It was actually pretty fortuitous that I waited to post this today because I fell in love with a story and can’t get out. Go, read Susannah Felt’s piece “Map” at Smokelong Quarterly.

Stay warm–and well-read,

AKM

Split Lip Monday Night Rumble, February 9

On Saturday, I reminded myself that I needed to write a Sunday Night Rumble post, but between a freelance deadline and my really terrible organization skills, I forgot.

So here we are, rumbling on a Monday night, which isn’t so bad because Mondays traditionally suck. But at least now you’ll have some great things to read.

 

New Issues

Hippocampus Magazine is a fairly new-ish destination for short creative non-fiction. Their new issue went live February 1st and includes a piece by yours truly (my first published CNF piece, so I feel like I’m allowed to humblebrag a bit).

 

Contributors Killin’ It

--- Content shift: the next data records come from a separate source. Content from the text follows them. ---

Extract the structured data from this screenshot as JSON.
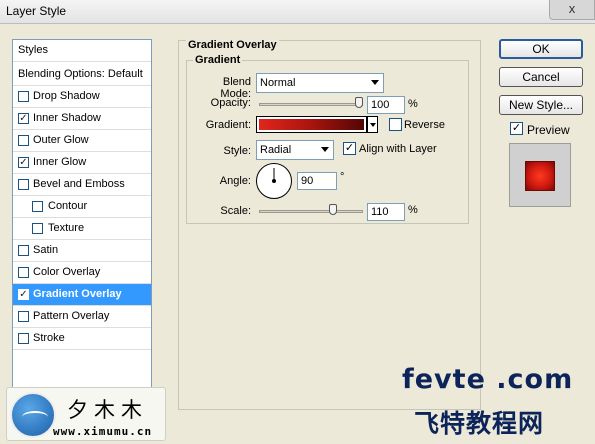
{
  "window": {
    "title": "Layer Style",
    "close_label": "x"
  },
  "styles_panel": {
    "header": "Styles",
    "blending_label": "Blending Options: Default",
    "items": [
      {
        "label": "Drop Shadow",
        "checked": false,
        "indent": false,
        "selected": false
      },
      {
        "label": "Inner Shadow",
        "checked": true,
        "indent": false,
        "selected": false
      },
      {
        "label": "Outer Glow",
        "checked": false,
        "indent": false,
        "selected": false
      },
      {
        "label": "Inner Glow",
        "checked": true,
        "indent": false,
        "selected": false
      },
      {
        "label": "Bevel and Emboss",
        "checked": false,
        "indent": false,
        "selected": false
      },
      {
        "label": "Contour",
        "checked": false,
        "indent": true,
        "selected": false
      },
      {
        "label": "Texture",
        "checked": false,
        "indent": true,
        "selected": false
      },
      {
        "label": "Satin",
        "checked": false,
        "indent": false,
        "selected": false
      },
      {
        "label": "Color Overlay",
        "checked": false,
        "indent": false,
        "selected": false
      },
      {
        "label": "Gradient Overlay",
        "checked": true,
        "indent": false,
        "selected": true
      },
      {
        "label": "Pattern Overlay",
        "checked": false,
        "indent": false,
        "selected": false
      },
      {
        "label": "Stroke",
        "checked": false,
        "indent": false,
        "selected": false
      }
    ]
  },
  "gradient_overlay": {
    "group_title": "Gradient Overlay",
    "subgroup_title": "Gradient",
    "blend_mode": {
      "label": "Blend Mode:",
      "value": "Normal"
    },
    "opacity": {
      "label": "Opacity:",
      "value": "100",
      "unit": "%",
      "level": 1.0
    },
    "gradient": {
      "label": "Gradient:",
      "colors": [
        "#e1261c",
        "#a8140e",
        "#520706"
      ]
    },
    "reverse": {
      "label": "Reverse",
      "checked": false
    },
    "style": {
      "label": "Style:",
      "value": "Radial"
    },
    "align_with_layer": {
      "label": "Align with Layer",
      "checked": true
    },
    "angle": {
      "label": "Angle:",
      "value": "90",
      "unit": "°"
    },
    "scale": {
      "label": "Scale:",
      "value": "110",
      "unit": "%",
      "level": 0.73
    }
  },
  "buttons": {
    "ok": "OK",
    "cancel": "Cancel",
    "new_style": "New Style...",
    "preview_label": "Preview",
    "preview_checked": true
  },
  "watermarks": {
    "left_cn": "夕木木",
    "left_url": "www.ximumu.cn",
    "right_brand": "fevte .com",
    "right_cn": "飞特教程网"
  }
}
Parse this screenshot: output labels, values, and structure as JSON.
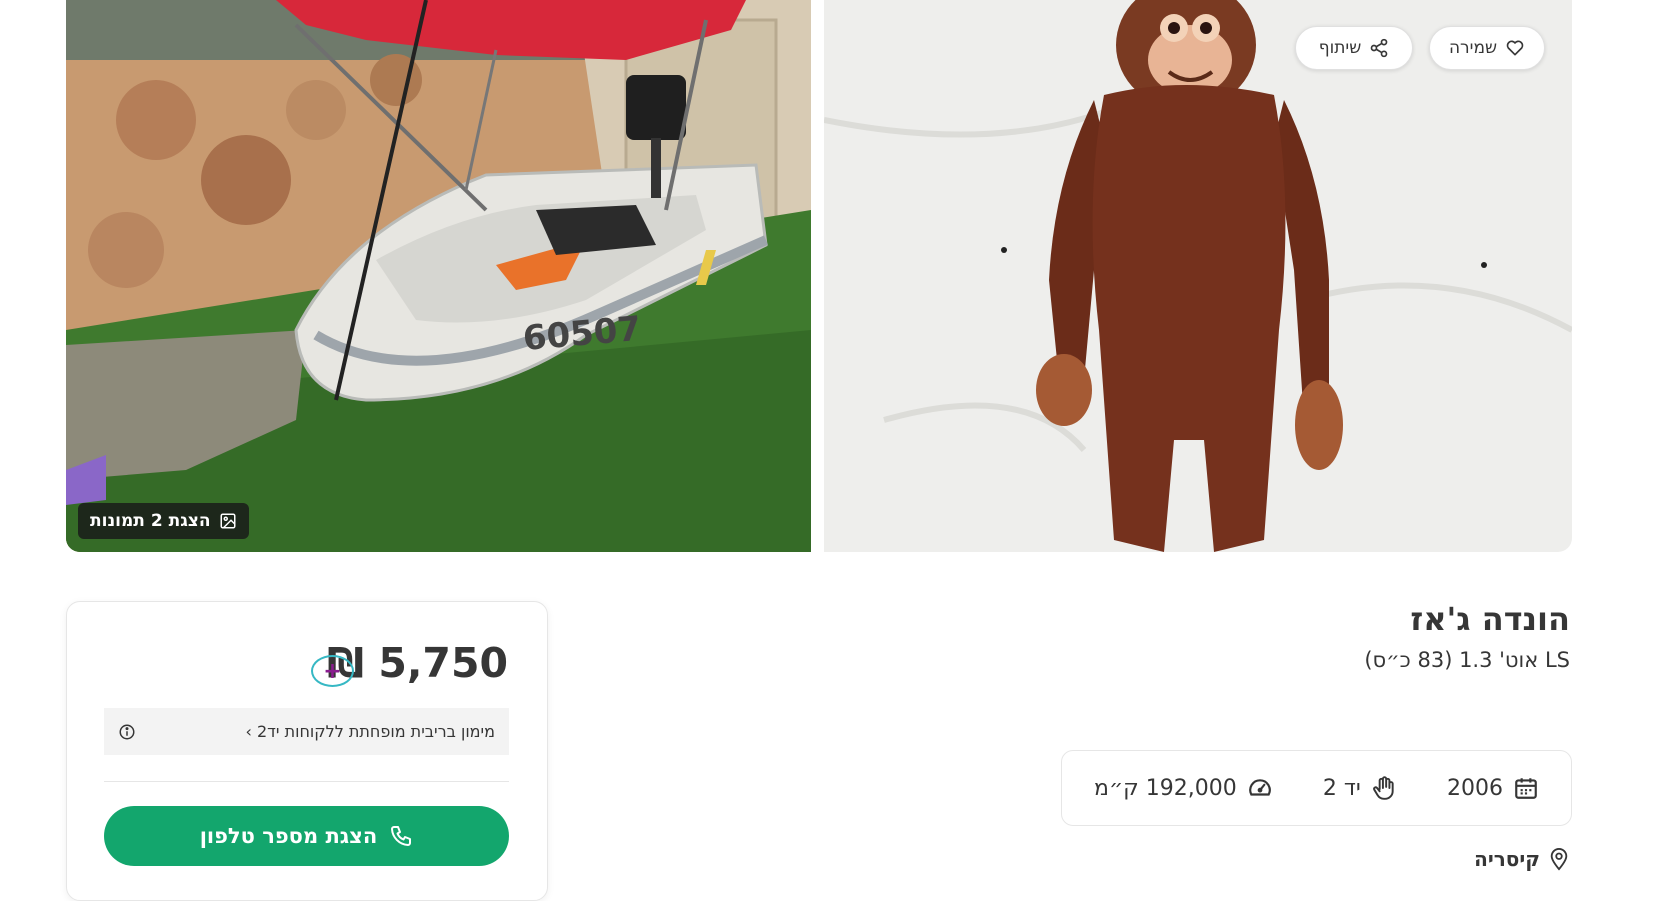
{
  "gallery": {
    "actions": {
      "save_label": "שמירה",
      "share_label": "שיתוף"
    },
    "show_photos_label": "הצגת 2 תמונות",
    "left_image": "inflatable-boat-photo",
    "right_image": "plush-monkey-photo"
  },
  "listing": {
    "title": "הונדה ג'אז",
    "subtitle": "LS אוט' 1.3 (83 כ״ס)",
    "specs": {
      "year": "2006",
      "hand": "יד 2",
      "mileage": "192,000 ק״מ"
    },
    "location": "קיסריה"
  },
  "price_card": {
    "price": "5,750 ₪",
    "plus_symbol": "+",
    "financing_text": "מימון בריבית מופחתת ללקוחות יד2 ›",
    "phone_button_label": "הצגת מספר טלפון"
  },
  "colors": {
    "primary_green": "#13a66d",
    "plus_ring": "#36b8c4",
    "plus_sign": "#8a1d8f",
    "text": "#363636"
  },
  "icons": [
    "heart-icon",
    "share-icon",
    "image-icon",
    "calendar-icon",
    "hand-icon",
    "speedometer-icon",
    "location-pin-icon",
    "info-icon",
    "phone-icon"
  ]
}
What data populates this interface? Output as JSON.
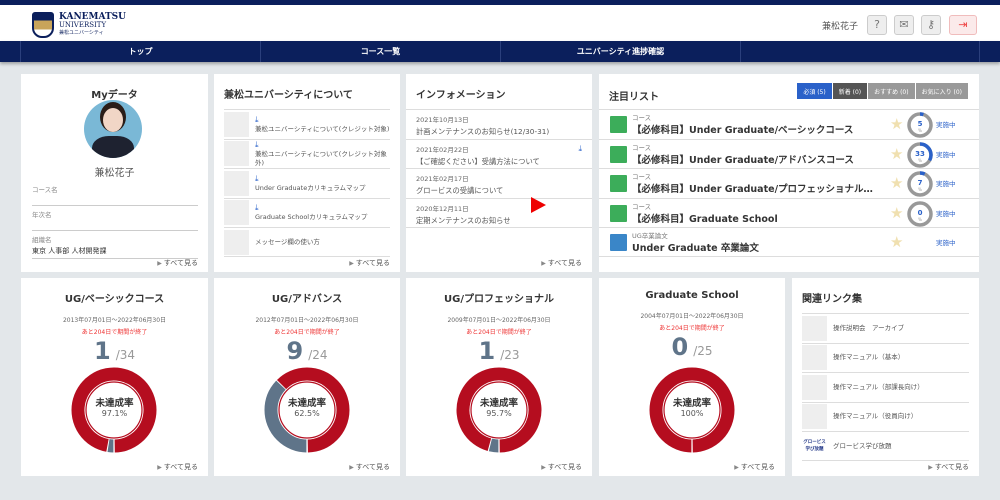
{
  "header": {
    "logo": {
      "line1": "KANEMATSU",
      "line2": "UNIVERSITY",
      "line3": "兼松ユニバーシティ"
    },
    "user_name": "兼松花子",
    "icons": [
      "help-icon",
      "mail-icon",
      "key-icon",
      "logout-icon"
    ]
  },
  "nav": [
    "トップ",
    "コース一覧",
    "ユニバーシティ進捗確認",
    ""
  ],
  "mydata": {
    "title": "Myデータ",
    "name": "兼松花子",
    "fields": [
      {
        "label": "コース名",
        "value": ""
      },
      {
        "label": "年次名",
        "value": ""
      },
      {
        "label": "組織名",
        "value": "東京 人事部 人材開発課"
      }
    ],
    "more": "すべて見る"
  },
  "about": {
    "title": "兼松ユニバーシティについて",
    "items": [
      {
        "label": "兼松ユニバーシティについて(クレジット対象)",
        "download": true
      },
      {
        "label": "兼松ユニバーシティについて(クレジット対象外)",
        "download": true
      },
      {
        "label": "Under Graduateカリキュラムマップ",
        "download": true
      },
      {
        "label": "Graduate Schoolカリキュラムマップ",
        "download": true
      },
      {
        "label": "メッセージ欄の使い方",
        "download": false
      }
    ],
    "more": "すべて見る"
  },
  "info": {
    "title": "インフォメーション",
    "items": [
      {
        "date": "2021年10月13日",
        "text": "計画メンテナンスのお知らせ(12/30-31)",
        "download": false
      },
      {
        "date": "2021年02月22日",
        "text": "【ご確認ください】受講方法について",
        "download": true
      },
      {
        "date": "2021年02月17日",
        "text": "グロービスの受講について",
        "download": false
      },
      {
        "date": "2020年12月11日",
        "text": "定期メンテナンスのお知らせ",
        "download": false
      }
    ],
    "more": "すべて見る"
  },
  "watch": {
    "title": "注目リスト",
    "tabs": [
      {
        "label": "必須 (5)",
        "active": true
      },
      {
        "label": "新着 (0)"
      },
      {
        "label": "おすすめ (0)"
      },
      {
        "label": "お気に入り (0)"
      }
    ],
    "items": [
      {
        "category": "コース",
        "name": "【必修科目】Under Graduate/ベーシックコース",
        "progress": 5,
        "unit": "%",
        "status": "実施中"
      },
      {
        "category": "コース",
        "name": "【必修科目】Under Graduate/アドバンスコース",
        "progress": 33,
        "unit": "%",
        "status": "実施中"
      },
      {
        "category": "コース",
        "name": "【必修科目】Under Graduate/プロフェッショナルコース",
        "progress": 7,
        "unit": "%",
        "status": "実施中"
      },
      {
        "category": "コース",
        "name": "【必修科目】Graduate School",
        "progress": 0,
        "unit": "%",
        "status": "実施中"
      },
      {
        "category": "UG卒業論文",
        "name": "Under Graduate 卒業論文",
        "progress": null,
        "status": "実施中"
      }
    ]
  },
  "courses": [
    {
      "title": "UG/ベーシックコース",
      "period": "2013年07月01日～2022年06月30日",
      "warning": "あと204日で期間が終了",
      "done": "1",
      "total": "/34",
      "label": "未達成率",
      "rate": "97.1%",
      "rate_value": 97.1,
      "more": "すべて見る"
    },
    {
      "title": "UG/アドバンス",
      "period": "2012年07月01日～2022年06月30日",
      "warning": "あと204日で期間が終了",
      "done": "9",
      "total": "/24",
      "label": "未達成率",
      "rate": "62.5%",
      "rate_value": 62.5,
      "more": "すべて見る"
    },
    {
      "title": "UG/プロフェッショナル",
      "period": "2009年07月01日～2022年06月30日",
      "warning": "あと204日で期間が終了",
      "done": "1",
      "total": "/23",
      "label": "未達成率",
      "rate": "95.7%",
      "rate_value": 95.7,
      "more": "すべて見る"
    },
    {
      "title": "Graduate School",
      "period": "2004年07月01日～2022年06月30日",
      "warning": "あと204日で期間が終了",
      "done": "0",
      "total": "/25",
      "label": "未達成率",
      "rate": "100%",
      "rate_value": 100,
      "more": "すべて見る"
    }
  ],
  "links": {
    "title": "関連リンク集",
    "items": [
      "操作説明会　アーカイブ",
      "操作マニュアル（基本）",
      "操作マニュアル（部課長向け）",
      "操作マニュアル（役員向け）",
      "グロービス学び放題"
    ],
    "globis_thumb": "グロービス学び放題",
    "more": "すべて見る"
  },
  "colors": {
    "navy": "#0b1f5c",
    "red": "#b50d1f",
    "gray": "#5f7489",
    "blue": "#2a61c9",
    "green": "#3cad5a"
  }
}
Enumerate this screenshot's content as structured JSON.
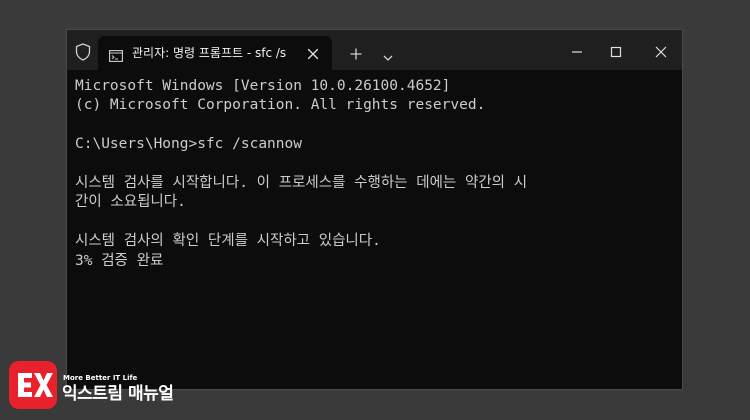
{
  "window": {
    "tab_title": "관리자: 명령 프롬프트 - sfc /s"
  },
  "icons": {
    "shield": "shield-icon",
    "terminal": "terminal-icon",
    "close_tab": "close-icon",
    "new_tab": "plus-icon",
    "dropdown": "chevron-down-icon",
    "minimize": "minimize-icon",
    "maximize": "maximize-icon",
    "close_window": "close-icon"
  },
  "console": {
    "lines": [
      "Microsoft Windows [Version 10.0.26100.4652]",
      "(c) Microsoft Corporation. All rights reserved.",
      "",
      "C:\\Users\\Hong>sfc /scannow",
      "",
      "시스템 검사를 시작합니다. 이 프로세스를 수행하는 데에는 약간의 시",
      "간이 소요됩니다.",
      "",
      "시스템 검사의 확인 단계를 시작하고 있습니다.",
      "3% 검증 완료"
    ]
  },
  "brand": {
    "tagline": "More Better IT Life",
    "name": "익스트림 매뉴얼"
  },
  "colors": {
    "page_background": "#3a3a3a",
    "titlebar": "#1f1f1f",
    "console_background": "#0c0c0c",
    "console_text": "#cccccc",
    "logo_red": "#e8212b"
  }
}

Jared Yates Sexton isn’t just a contributor–he’s also the author of Split Lip Press’s first full-length collection, The Hook and the Haymaker.  He has a great story over at Juked right now, and you can check out the first review of his collection over at Alternating Currents (thank you to Al Kratz for reading and seeing all the good in it that we saw).

 

Stories I Loved

Two Hurts by K Brattin  at Wigleaf

Tell Me What to Do by Kerry Cullen at Luna Luna Magazine (I may be a little biased, but still. Read it.)

 

Rumor has it that it’s National Pizza Day (I know that for some of you out there, it’s every day), and I have a couple pies on the way. Hope your evening is as delicious/fraught with heartburn/etc.

-AKM